The Mieville Magical Academy
“What is important for you to understand, Mr. Arkright,” said Professor Hopswilly, “is that the study of magic is, primarily, a spiritual journey.
“A quest for a particular form of mental discipline, much like the Asian martial arts. We seek to build an adytum of the mind, a space that is at once a sanctuary, and yet, transcends all boundaries… an intellectual enclave where we are free to commune with the energies of the universe and thereby open ourselves to new possibilities and ways of seeing.
“In honoring the totality of creation and paying homage to its majesty, we gain the favor of our ancestors, the blessings of the gods and the cooporation of the spirits of nature… who themselves become open to the suggestion of those who are humble before them.
“Our dedication and humility are the currency with which we purchase enlightenment and wisdom and unlock the ancient knowledge of the workings of the world and its many planes of perception.
“The mysteries abate and the patterns, whose runnings and intersections and collisions form and shape the waking and dreaming realms, become as books awaiting only eager eyes to behold their intricacy and test their strictures.

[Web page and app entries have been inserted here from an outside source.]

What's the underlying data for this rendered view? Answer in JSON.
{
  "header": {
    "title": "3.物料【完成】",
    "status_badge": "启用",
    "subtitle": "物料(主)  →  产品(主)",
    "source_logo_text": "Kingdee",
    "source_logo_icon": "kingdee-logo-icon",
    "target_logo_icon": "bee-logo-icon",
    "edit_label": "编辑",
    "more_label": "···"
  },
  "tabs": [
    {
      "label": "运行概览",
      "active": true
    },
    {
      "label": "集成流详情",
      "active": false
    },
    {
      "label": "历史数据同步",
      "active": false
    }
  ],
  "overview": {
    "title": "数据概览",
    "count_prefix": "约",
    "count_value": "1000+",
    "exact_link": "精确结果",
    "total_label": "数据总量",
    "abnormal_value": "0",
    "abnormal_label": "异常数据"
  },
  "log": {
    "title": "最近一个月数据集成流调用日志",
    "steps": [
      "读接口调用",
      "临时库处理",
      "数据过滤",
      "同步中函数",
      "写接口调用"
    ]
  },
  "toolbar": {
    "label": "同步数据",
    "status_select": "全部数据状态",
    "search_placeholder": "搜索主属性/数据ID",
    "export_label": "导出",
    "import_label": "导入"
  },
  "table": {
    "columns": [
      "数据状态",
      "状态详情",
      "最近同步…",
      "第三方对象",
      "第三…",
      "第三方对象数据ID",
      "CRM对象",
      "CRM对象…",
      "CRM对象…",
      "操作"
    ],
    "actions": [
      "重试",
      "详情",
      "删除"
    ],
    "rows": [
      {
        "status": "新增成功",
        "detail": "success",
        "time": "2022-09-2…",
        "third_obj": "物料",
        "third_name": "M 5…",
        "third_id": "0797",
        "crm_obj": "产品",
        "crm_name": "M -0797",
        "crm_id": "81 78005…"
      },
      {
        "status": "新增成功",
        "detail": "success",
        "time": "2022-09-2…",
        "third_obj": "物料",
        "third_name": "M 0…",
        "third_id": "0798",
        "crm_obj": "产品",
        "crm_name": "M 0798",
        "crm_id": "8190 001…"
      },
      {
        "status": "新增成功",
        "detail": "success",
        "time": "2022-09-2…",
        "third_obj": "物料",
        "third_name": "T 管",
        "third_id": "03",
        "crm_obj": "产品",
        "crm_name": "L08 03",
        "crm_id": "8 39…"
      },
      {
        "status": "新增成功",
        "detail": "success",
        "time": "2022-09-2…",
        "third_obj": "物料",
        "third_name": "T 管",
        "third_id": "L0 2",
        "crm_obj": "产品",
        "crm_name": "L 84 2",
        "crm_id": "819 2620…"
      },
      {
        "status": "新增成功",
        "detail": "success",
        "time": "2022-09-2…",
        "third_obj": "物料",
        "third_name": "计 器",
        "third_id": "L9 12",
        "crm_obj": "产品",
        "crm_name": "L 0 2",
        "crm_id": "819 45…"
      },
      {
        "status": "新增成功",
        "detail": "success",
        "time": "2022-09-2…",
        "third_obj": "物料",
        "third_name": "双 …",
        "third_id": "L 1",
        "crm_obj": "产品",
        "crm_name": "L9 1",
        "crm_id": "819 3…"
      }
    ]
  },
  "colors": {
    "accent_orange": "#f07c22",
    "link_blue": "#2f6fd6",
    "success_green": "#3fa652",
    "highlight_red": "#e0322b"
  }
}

“Transformations, the casting of spells and glamours, the brewing of potions, the reverent employment of talismans, even the invocation of the most venerable of metaphysical beings are merely token expressions of a deeper learning, perfunctory interactions with the physical sphere that yield only the smallest hint of an adept student’s efforts in the pursuit of arcane scholarship and their subtle connection to the elemental, the infinite, the eternal and the divine.
“But we don’t teach advanced mathematics here, so go away.”